If you don’t know much about the Army-Navy game, you need to take the time to learn about it. The game is the excuse for a nation to come together. This is the purest game still to be played at the college level. Without question, the rivalry is intense. These two sides want to beat the other so badly, they can taste it. Navy has had the better of it, winning the last 14.
Yet they are brothers. They are ultimately involved in a cause greater than their own interests. The reason this game matters more than any other is because of what happens before and what happens after. Within 90 minutes of the kickoff, the core of Cadets and the brigade of Midshipmen march into the stadium and are presented on the playing field before they move into their seats. That’s the entire student body of each academy.
Following the game, the two teams will walk in unison to each other’s side and stand attentively for the playing of each alma mater. The losing team plays first.
So as these moments and this game unfolded, I thought about Jones and what went through his mind. Sure, he played to win the game. But on the other sideline, he saw comrades whom he will stand next to soon enough, whenever and wherever the United States needs him.
At the time that he went to Navy, our publication likely made only a mention of this on National Signing Day 2013.
In reality, we gave more mention to Colleyville Heritage quarterback Cody Thomas and Carroll quarterback Kenny Hill. Those were highly rated prospects. Thomas went to sign with Oklahoma. Hill signed with Texas A&M and has since transferred to TCU.
Jones is three years into a life-changing decision that could take him anywhere after his playing days have finished. It takes uncommon wisdom and extreme humility to commit to an academy. The consequences beyond graduation could vary. Either way, Jones will have a five-year commitment in some capacity with the Navy.
Army-Navy has touched our area on several occasions. The first connection I had was when Hurst L.D. Bell’s Trip Bellard went to West Point in the mid-1990s. He graduated in 1999 and then was involved in the war on terror.

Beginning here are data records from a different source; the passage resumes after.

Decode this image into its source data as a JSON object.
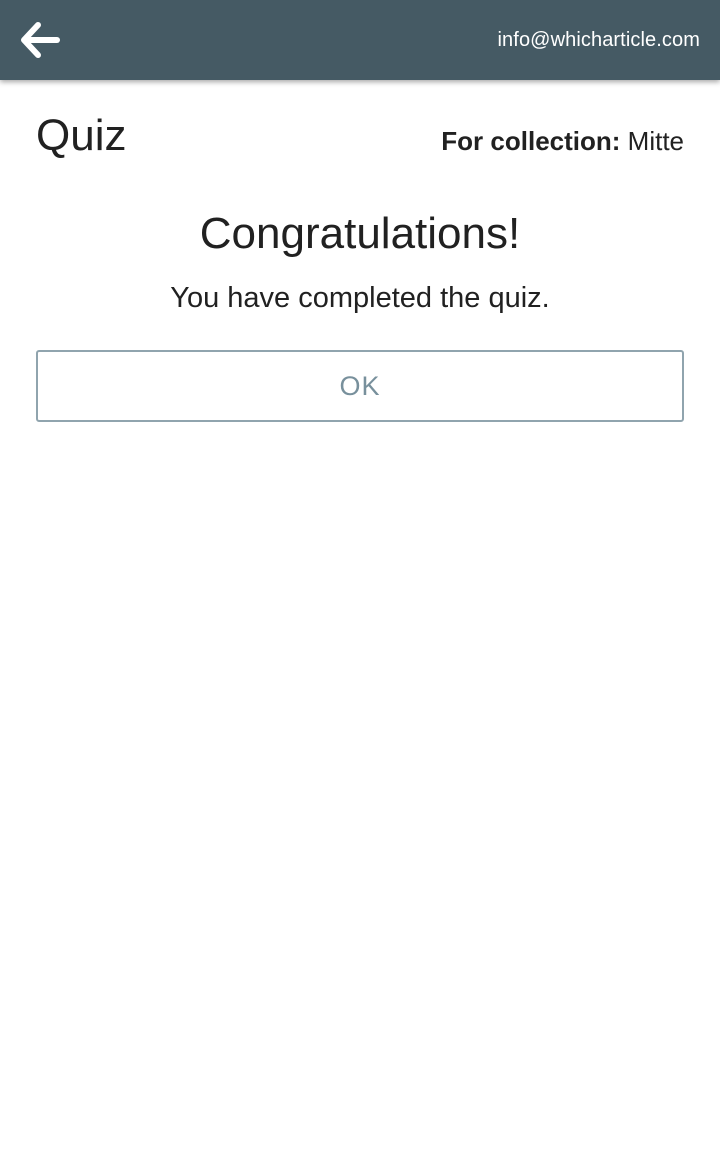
{
  "header": {
    "back_icon": "arrow-left-icon",
    "email": "info@whicharticle.com",
    "background_color": "#455a64"
  },
  "main": {
    "title": "Quiz",
    "collection_label": "For collection:",
    "collection_name": "Mitte",
    "congrats_heading": "Congratulations!",
    "completed_message": "You have completed the quiz.",
    "ok_label": "OK",
    "ok_border_color": "#90a4ae"
  }
}
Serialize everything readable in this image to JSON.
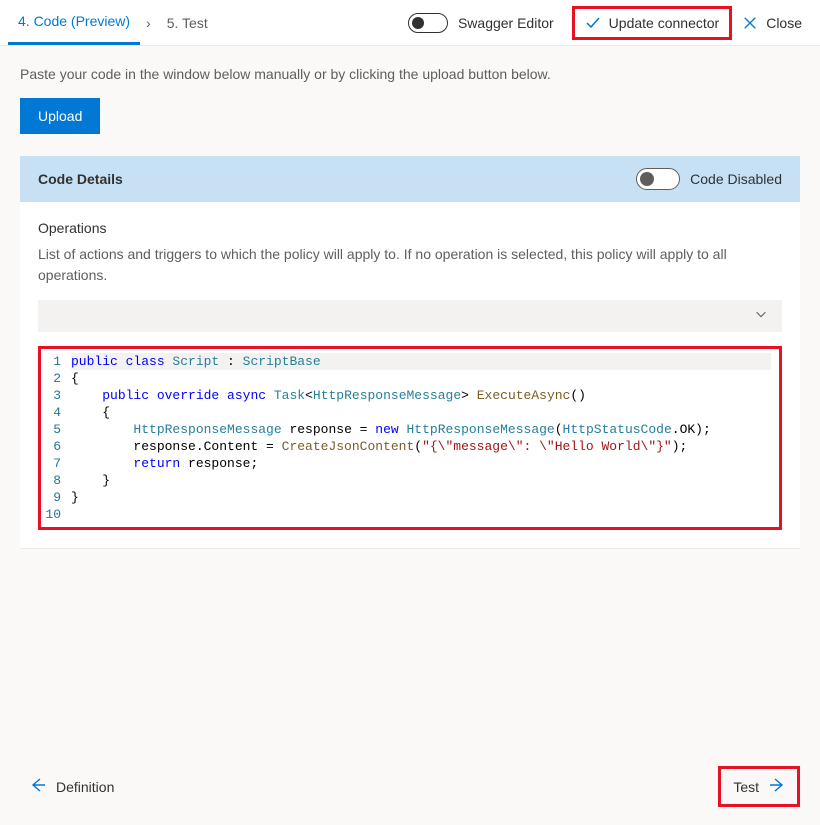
{
  "topbar": {
    "tab_active": "4. Code (Preview)",
    "tab_next": "5. Test",
    "swagger_label": "Swagger Editor",
    "update_label": "Update connector",
    "close_label": "Close"
  },
  "intro_text": "Paste your code in the window below manually or by clicking the upload button below.",
  "upload_label": "Upload",
  "details": {
    "title": "Code Details",
    "disabled_label": "Code Disabled"
  },
  "operations": {
    "title": "Operations",
    "desc": "List of actions and triggers to which the policy will apply to. If no operation is selected, this policy will apply to all operations."
  },
  "code": {
    "lines": [
      {
        "n": "1",
        "tokens": [
          {
            "t": "public class ",
            "c": "kw"
          },
          {
            "t": "Script",
            "c": "cls"
          },
          {
            "t": " : "
          },
          {
            "t": "ScriptBase",
            "c": "cls"
          }
        ],
        "active": true
      },
      {
        "n": "2",
        "tokens": [
          {
            "t": "{"
          }
        ]
      },
      {
        "n": "3",
        "tokens": [
          {
            "t": "    "
          },
          {
            "t": "public override async ",
            "c": "kw"
          },
          {
            "t": "Task",
            "c": "cls"
          },
          {
            "t": "<"
          },
          {
            "t": "HttpResponseMessage",
            "c": "cls"
          },
          {
            "t": "> "
          },
          {
            "t": "ExecuteAsync",
            "c": "mth"
          },
          {
            "t": "()"
          }
        ]
      },
      {
        "n": "4",
        "tokens": [
          {
            "t": "    {"
          }
        ]
      },
      {
        "n": "5",
        "tokens": [
          {
            "t": "        "
          },
          {
            "t": "HttpResponseMessage",
            "c": "cls"
          },
          {
            "t": " response = "
          },
          {
            "t": "new ",
            "c": "kw"
          },
          {
            "t": "HttpResponseMessage",
            "c": "cls"
          },
          {
            "t": "("
          },
          {
            "t": "HttpStatusCode",
            "c": "cls"
          },
          {
            "t": ".OK);"
          }
        ]
      },
      {
        "n": "6",
        "tokens": [
          {
            "t": "        response.Content = "
          },
          {
            "t": "CreateJsonContent",
            "c": "mth"
          },
          {
            "t": "("
          },
          {
            "t": "\"{\\\"message\\\": \\\"Hello World\\\"}\"",
            "c": "str"
          },
          {
            "t": ");"
          }
        ]
      },
      {
        "n": "7",
        "tokens": [
          {
            "t": "        "
          },
          {
            "t": "return ",
            "c": "kw"
          },
          {
            "t": "response;"
          }
        ]
      },
      {
        "n": "8",
        "tokens": [
          {
            "t": "    }"
          }
        ]
      },
      {
        "n": "9",
        "tokens": [
          {
            "t": "}"
          }
        ]
      },
      {
        "n": "10",
        "tokens": [
          {
            "t": ""
          }
        ]
      }
    ]
  },
  "footer": {
    "prev": "Definition",
    "next": "Test"
  }
}
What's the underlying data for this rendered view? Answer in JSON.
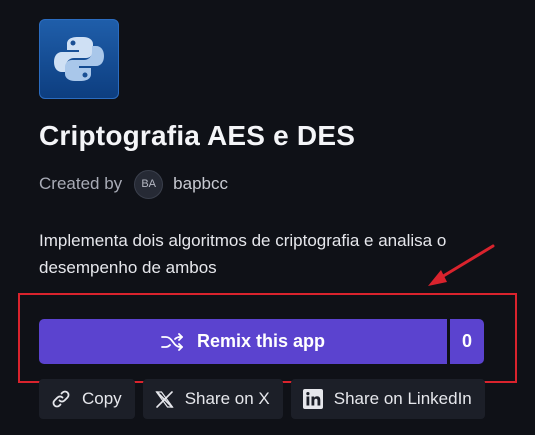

For young men like Jones to have the opportunity to attend one of these academies and respond willingly to the demands is testament to the kind of person he is. When it would have been convenient to say no, he said yes.
All we can do is say thank you.